_Task instructions_
A precise copy of the data is required, with every picture left out.

_Material for this exercise_
▼

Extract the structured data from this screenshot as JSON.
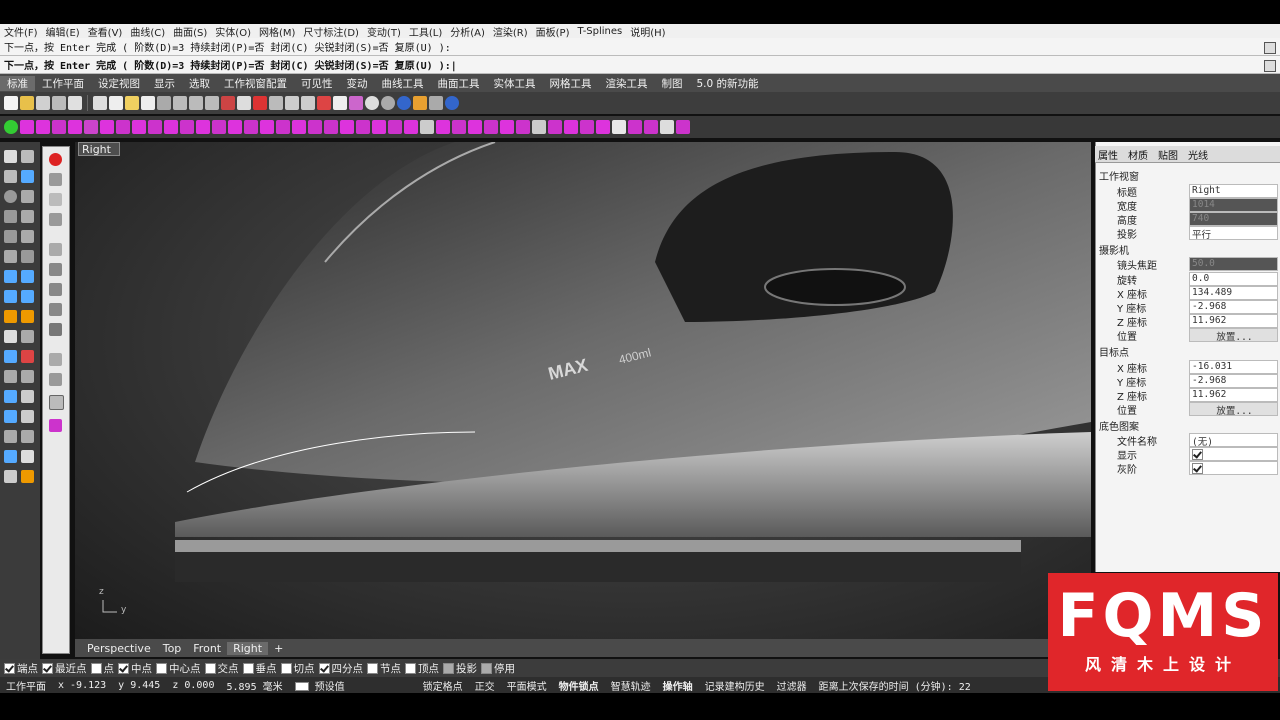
{
  "menu": [
    "文件(F)",
    "编辑(E)",
    "查看(V)",
    "曲线(C)",
    "曲面(S)",
    "实体(O)",
    "网格(M)",
    "尺寸标注(D)",
    "变动(T)",
    "工具(L)",
    "分析(A)",
    "渲染(R)",
    "面板(P)",
    "T-Splines",
    "说明(H)"
  ],
  "command": {
    "history": "下一点，按 Enter 完成 ( 阶数(D)=3  持续封闭(P)=否  封闭(C)  尖锐封闭(S)=否  复原(U) ):",
    "prompt": "下一点，按 Enter 完成 ( 阶数(D)=3  持续封闭(P)=否  封闭(C)  尖锐封闭(S)=否  复原(U) ):|"
  },
  "toolbar_tabs": [
    "标准",
    "工作平面",
    "设定视图",
    "显示",
    "选取",
    "工作视窗配置",
    "可见性",
    "变动",
    "曲线工具",
    "曲面工具",
    "实体工具",
    "网格工具",
    "渲染工具",
    "制图",
    "5.0 的新功能"
  ],
  "active_tab_index": 0,
  "viewport": {
    "label": "Right",
    "model_text": "MAX",
    "model_subtext": "400ml",
    "axis_z": "z",
    "axis_y": "y",
    "tabs": [
      "Perspective",
      "Top",
      "Front",
      "Right"
    ],
    "active_tab_index": 3,
    "add_tab_icon": "+"
  },
  "properties": {
    "tabs": [
      "属性",
      "材质",
      "贴图",
      "光线"
    ],
    "section_viewport": "工作视窗",
    "title_label": "标题",
    "title_value": "Right",
    "width_label": "宽度",
    "width_value": "1014",
    "height_label": "高度",
    "height_value": "740",
    "projection_label": "投影",
    "projection_value": "平行",
    "section_camera": "摄影机",
    "focal_label": "镜头焦距",
    "focal_value": "50.0",
    "rotation_label": "旋转",
    "rotation_value": "0.0",
    "cam_x_label": "X 座标",
    "cam_x_value": "134.489",
    "cam_y_label": "Y 座标",
    "cam_y_value": "-2.968",
    "cam_z_label": "Z 座标",
    "cam_z_value": "11.962",
    "cam_pos_label": "位置",
    "place_button": "放置...",
    "section_target": "目标点",
    "tgt_x_label": "X 座标",
    "tgt_x_value": "-16.031",
    "tgt_y_label": "Y 座标",
    "tgt_y_value": "-2.968",
    "tgt_z_label": "Z 座标",
    "tgt_z_value": "11.962",
    "tgt_pos_label": "位置",
    "section_wallpaper": "底色图案",
    "filename_label": "文件名称",
    "filename_value": "(无)",
    "browse_button": "...",
    "show_label": "显示",
    "gray_label": "灰阶"
  },
  "osnaps": [
    {
      "label": "端点",
      "checked": true
    },
    {
      "label": "最近点",
      "checked": true
    },
    {
      "label": "点",
      "checked": false
    },
    {
      "label": "中点",
      "checked": true
    },
    {
      "label": "中心点",
      "checked": false
    },
    {
      "label": "交点",
      "checked": false
    },
    {
      "label": "垂点",
      "checked": false
    },
    {
      "label": "切点",
      "checked": false
    },
    {
      "label": "四分点",
      "checked": true
    },
    {
      "label": "节点",
      "checked": false
    },
    {
      "label": "顶点",
      "checked": false
    },
    {
      "label": "投影",
      "checked": false,
      "disabled": true
    },
    {
      "label": "停用",
      "checked": false,
      "disabled": true
    }
  ],
  "status": {
    "plane": "工作平面",
    "x": "x -9.123",
    "y": "y 9.445",
    "z": "z 0.000",
    "unit": "5.895 毫米",
    "default_layer": "预设值",
    "grid_snap": "锁定格点",
    "ortho": "正交",
    "planar": "平面模式",
    "osnap": "物件锁点",
    "smarttrack": "智慧轨迹",
    "gumball": "操作轴",
    "history": "记录建构历史",
    "filter": "过滤器",
    "autosave": "距离上次保存的时间 (分钟): 22"
  },
  "watermark": {
    "big": "FQMS",
    "small": "风清木上设计"
  },
  "colors": {
    "accent": "#e0262a",
    "panel": "#f4f4f4",
    "toolbar": "#3d3d3d"
  }
}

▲

_Exercise response_
Extract the structured data from this screenshot as JSON.
{
  "menu": [
    "文件(F)",
    "编辑(E)",
    "查看(V)",
    "曲线(C)",
    "曲面(S)",
    "实体(O)",
    "网格(M)",
    "尺寸标注(D)",
    "变动(T)",
    "工具(L)",
    "分析(A)",
    "渲染(R)",
    "面板(P)",
    "T-Splines",
    "说明(H)"
  ],
  "command": {
    "history": "下一点，按 Enter 完成 ( 阶数(D)=3  持续封闭(P)=否  封闭(C)  尖锐封闭(S)=否  复原(U) ):",
    "prompt": "下一点，按 Enter 完成 ( 阶数(D)=3  持续封闭(P)=否  封闭(C)  尖锐封闭(S)=否  复原(U) ):|"
  },
  "toolbar_tabs": [
    "标准",
    "工作平面",
    "设定视图",
    "显示",
    "选取",
    "工作视窗配置",
    "可见性",
    "变动",
    "曲线工具",
    "曲面工具",
    "实体工具",
    "网格工具",
    "渲染工具",
    "制图",
    "5.0 的新功能"
  ],
  "active_tab_index": 0,
  "viewport": {
    "label": "Right",
    "model_text": "MAX",
    "model_subtext": "400ml",
    "axis_z": "z",
    "axis_y": "y",
    "tabs": [
      "Perspective",
      "Top",
      "Front",
      "Right"
    ],
    "active_tab_index": 3,
    "add_tab_icon": "+"
  },
  "properties": {
    "tabs": [
      "属性",
      "材质",
      "贴图",
      "光线"
    ],
    "section_viewport": "工作视窗",
    "title_label": "标题",
    "title_value": "Right",
    "width_label": "宽度",
    "width_value": "1014",
    "height_label": "高度",
    "height_value": "740",
    "projection_label": "投影",
    "projection_value": "平行",
    "section_camera": "摄影机",
    "focal_label": "镜头焦距",
    "focal_value": "50.0",
    "rotation_label": "旋转",
    "rotation_value": "0.0",
    "cam_x_label": "X 座标",
    "cam_x_value": "134.489",
    "cam_y_label": "Y 座标",
    "cam_y_value": "-2.968",
    "cam_z_label": "Z 座标",
    "cam_z_value": "11.962",
    "cam_pos_label": "位置",
    "place_button": "放置...",
    "section_target": "目标点",
    "tgt_x_label": "X 座标",
    "tgt_x_value": "-16.031",
    "tgt_y_label": "Y 座标",
    "tgt_y_value": "-2.968",
    "tgt_z_label": "Z 座标",
    "tgt_z_value": "11.962",
    "tgt_pos_label": "位置",
    "section_wallpaper": "底色图案",
    "filename_label": "文件名称",
    "filename_value": "(无)",
    "browse_button": "...",
    "show_label": "显示",
    "gray_label": "灰阶"
  },
  "osnaps": [
    {
      "label": "端点",
      "checked": true
    },
    {
      "label": "最近点",
      "checked": true
    },
    {
      "label": "点",
      "checked": false
    },
    {
      "label": "中点",
      "checked": true
    },
    {
      "label": "中心点",
      "checked": false
    },
    {
      "label": "交点",
      "checked": false
    },
    {
      "label": "垂点",
      "checked": false
    },
    {
      "label": "切点",
      "checked": false
    },
    {
      "label": "四分点",
      "checked": true
    },
    {
      "label": "节点",
      "checked": false
    },
    {
      "label": "顶点",
      "checked": false
    },
    {
      "label": "投影",
      "checked": false,
      "disabled": true
    },
    {
      "label": "停用",
      "checked": false,
      "disabled": true
    }
  ],
  "status": {
    "plane": "工作平面",
    "x": "x -9.123",
    "y": "y 9.445",
    "z": "z 0.000",
    "unit": "5.895 毫米",
    "default_layer": "预设值",
    "grid_snap": "锁定格点",
    "ortho": "正交",
    "planar": "平面模式",
    "osnap": "物件锁点",
    "smarttrack": "智慧轨迹",
    "gumball": "操作轴",
    "history": "记录建构历史",
    "filter": "过滤器",
    "autosave": "距离上次保存的时间 (分钟): 22"
  },
  "watermark": {
    "big": "FQMS",
    "small": "风清木上设计"
  },
  "colors": {
    "accent": "#e0262a",
    "panel": "#f4f4f4",
    "toolbar": "#3d3d3d"
  }
}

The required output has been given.